Dataset extract:

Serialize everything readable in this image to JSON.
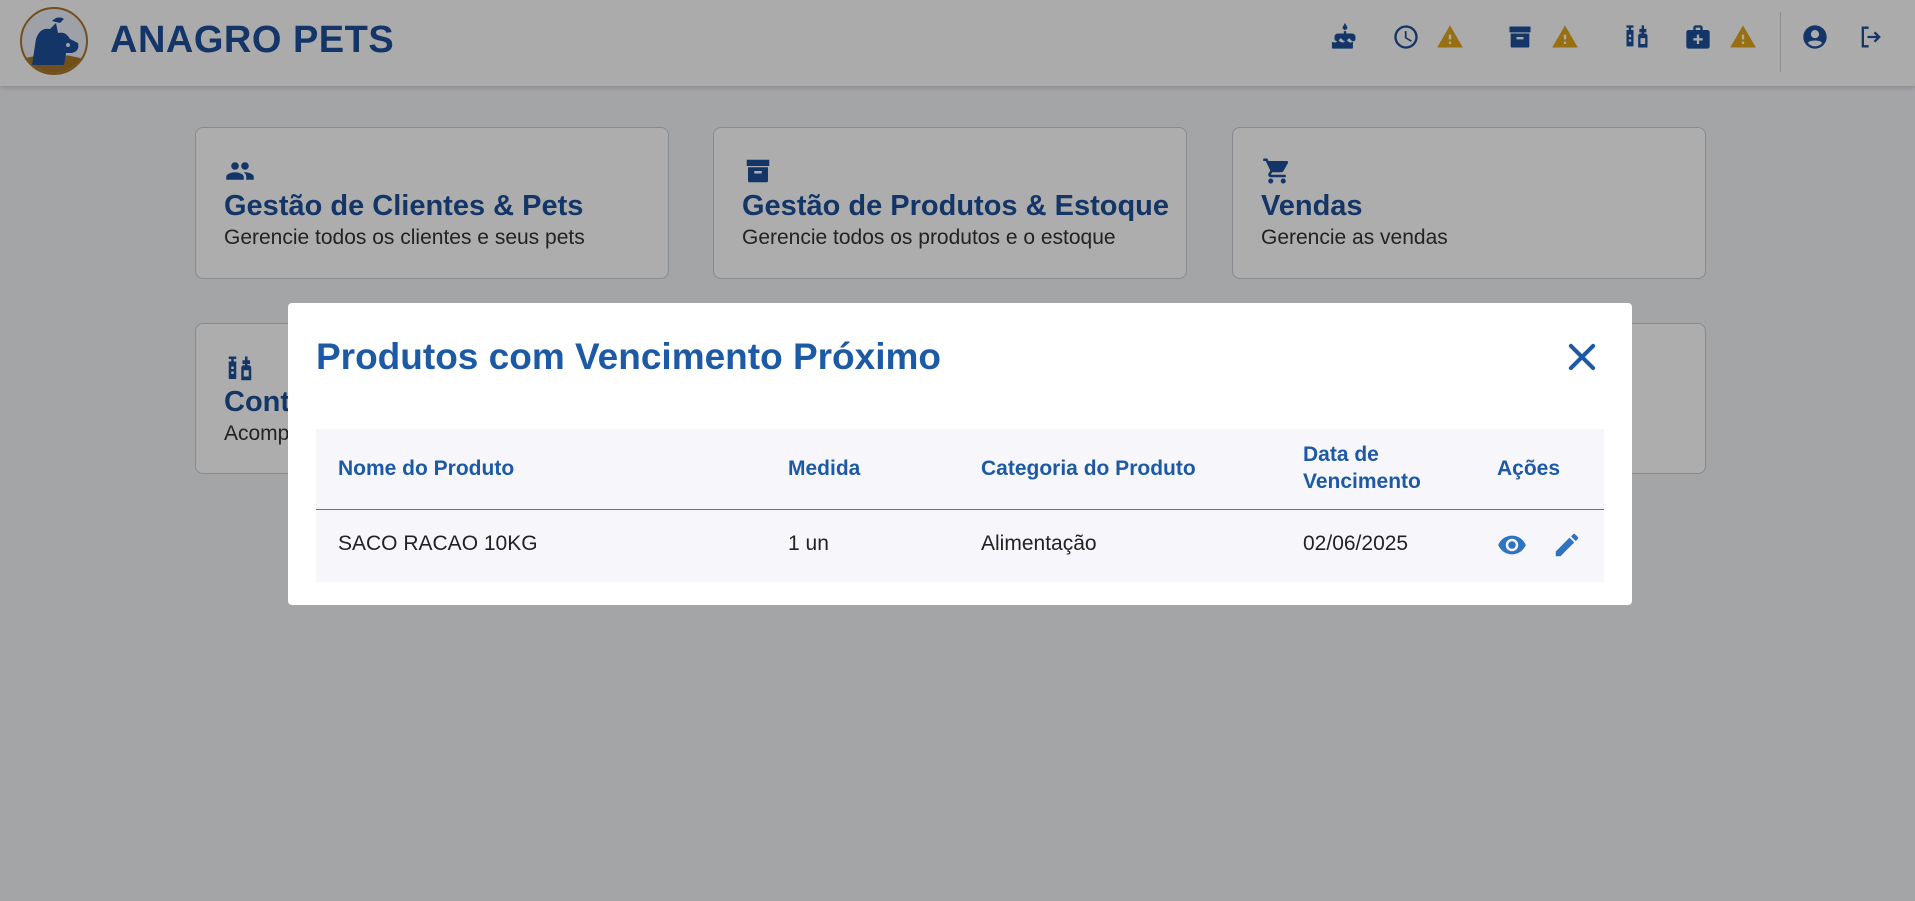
{
  "header": {
    "brand": "ANAGRO PETS",
    "icons": [
      "cake-icon",
      "clock-icon",
      "warning-icon",
      "archive-icon",
      "warning-icon",
      "vaccine-icon",
      "medical-kit-icon",
      "warning-icon",
      "account-icon",
      "logout-icon"
    ]
  },
  "cards": [
    {
      "icon": "people-icon",
      "title": "Gestão de Clientes & Pets",
      "desc": "Gerencie todos os clientes e seus pets"
    },
    {
      "icon": "archive-icon",
      "title": "Gestão de Produtos & Estoque",
      "desc": "Gerencie todos os produtos e o estoque"
    },
    {
      "icon": "cart-icon",
      "title": "Vendas",
      "desc": "Gerencie as vendas"
    },
    {
      "icon": "vaccine-icon",
      "title": "Cont",
      "desc": "Acomp"
    }
  ],
  "modal": {
    "title": "Produtos com Vencimento Próximo",
    "columns": {
      "name": "Nome do Produto",
      "measure": "Medida",
      "category": "Categoria do Produto",
      "expiry_line1": "Data de",
      "expiry_line2": "Vencimento",
      "actions": "Ações"
    },
    "rows": [
      {
        "name": "SACO RACAO 10KG",
        "measure": "1 un",
        "category": "Alimentação",
        "expiry": "02/06/2025"
      }
    ]
  },
  "colors": {
    "primary": "#1d4e98",
    "modal_title": "#1d5aa6",
    "warning": "#e0a41a",
    "action": "#2f74c0"
  }
}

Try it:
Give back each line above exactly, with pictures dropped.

Result of this task:
Serialize everything readable in this image to JSON.
{
  "header": {
    "brand": "ANAGRO PETS",
    "icons": [
      "cake-icon",
      "clock-icon",
      "warning-icon",
      "archive-icon",
      "warning-icon",
      "vaccine-icon",
      "medical-kit-icon",
      "warning-icon",
      "account-icon",
      "logout-icon"
    ]
  },
  "cards": [
    {
      "icon": "people-icon",
      "title": "Gestão de Clientes & Pets",
      "desc": "Gerencie todos os clientes e seus pets"
    },
    {
      "icon": "archive-icon",
      "title": "Gestão de Produtos & Estoque",
      "desc": "Gerencie todos os produtos e o estoque"
    },
    {
      "icon": "cart-icon",
      "title": "Vendas",
      "desc": "Gerencie as vendas"
    },
    {
      "icon": "vaccine-icon",
      "title": "Cont",
      "desc": "Acomp"
    }
  ],
  "modal": {
    "title": "Produtos com Vencimento Próximo",
    "columns": {
      "name": "Nome do Produto",
      "measure": "Medida",
      "category": "Categoria do Produto",
      "expiry_line1": "Data de",
      "expiry_line2": "Vencimento",
      "actions": "Ações"
    },
    "rows": [
      {
        "name": "SACO RACAO 10KG",
        "measure": "1 un",
        "category": "Alimentação",
        "expiry": "02/06/2025"
      }
    ]
  },
  "colors": {
    "primary": "#1d4e98",
    "modal_title": "#1d5aa6",
    "warning": "#e0a41a",
    "action": "#2f74c0"
  }
}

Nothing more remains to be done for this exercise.